The Studer A800 and EP-34 Tape Echo emulations are killers IMHO and the most “analog” of any plugins I have heard. I always assumed that partly what made analog sound like analog are the differences that result from the fact that no two tubes, capacitors, resistors, pots, and other parts can be manufactured to be exactly the same and they adjust to periods of use differently, etc. where digital is because it is just code. And yet, somehow you guys have captured this. Is that programmed in or are my assumptions just incorrect?

There are more interesting behaviors in the circuit design itself and the way the parts interact without necessarily needing to go into parts tolerance variation. In general, our approach is measuring a new unit, or a freshly serviced and calibrated unit that behaves as closely to the original manufacturer’s intentions as possible. This ensures the best measurement data which then is compared to plug-in’s design based on the circuit analysis. If I may speak for our engineers, if there’s a discrepancy between the plug-in and target hardware device, either there’s an error in the diagram, or a behavior is not necessarily represented in the diagram, in which case we would make a model based on the measured behavior. Each is a safeguard to the other, as is the “user” listening and measurement evaluation (my job, among many others in the process). However, it is interesting to note that a few circuits we’ve modeled were more susceptible to parts variation and aging than others—another reason to thoroughly service the units before beginning work.

Thanks Will for taking the time out of your busy schedule to do this.

A final note:
I just want to add that I am not saying that software emulations bring all that expensive hardware brings. Tubes age, hand crafted parts will vary somewhat, a compressor sounds different on the way in than on the way out, and so on and so on. But having the ability to totally recall mixes, use many more instances than even successful studios could afford with the hardware are enormous plusses for those of us working in a DAW. There are a lot of fine plugin developers and choices these days but in my opinion, the UAD platform belongs on anyone’s short list for serious consideration.

Comments

By George Leger III on December 8th, 2010 at 12:55 pm

Regarding your comment on how using the UAD plug-ins made your mixes better: I had just completed mixing a CD when I purchased my first UAD-1 card, and as a test I decided to remix one song with the card, using the basic plug-ins: 1176, la-2a, Pultec, CS-1, and a few others. My client was so blown away by the difference that we went back and remixed a whole 11 song CD, and in the end it became so much better than it was.

I now own 4 UAD-1 and a UAD-2 Duo, and I refuse to work without them.
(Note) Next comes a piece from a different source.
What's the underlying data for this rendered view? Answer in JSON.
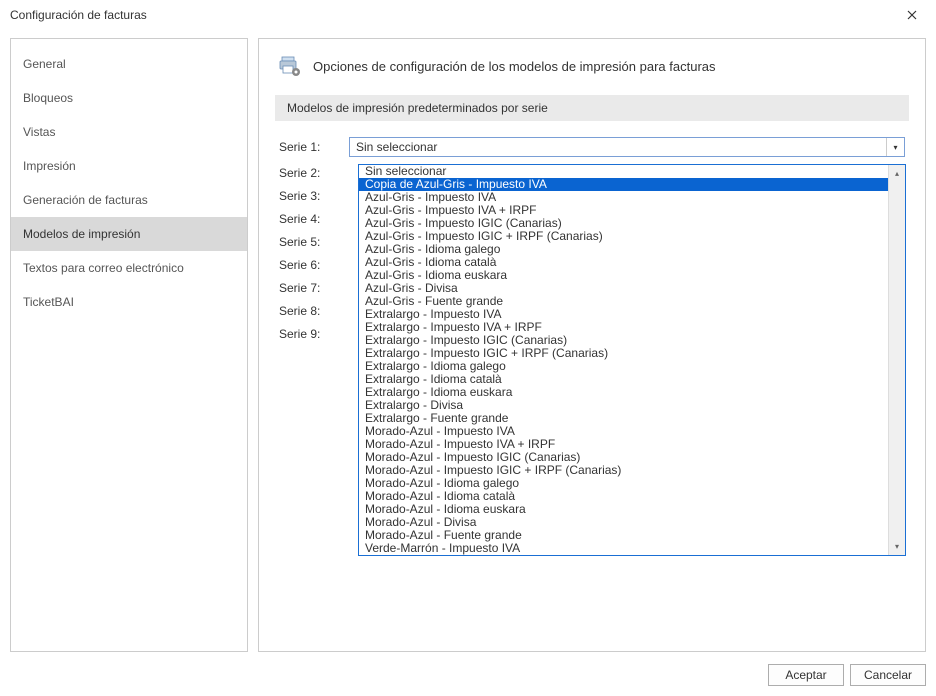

I won’t mix at another studio, regardless of what they have (since most studio’s have about 5% of the hardware the UAD’s emulate). The UAD family of plug-ins, and the additional power I get in my systems to mix, are one of the best things out today in my opinion.

George Leger III

By Hequin O'Mas on December 10th, 2010 at 11:03 pm

The Studer A800 is awesome! What it does to the low-end is so sexy.

Trackbacks

Leave a Comment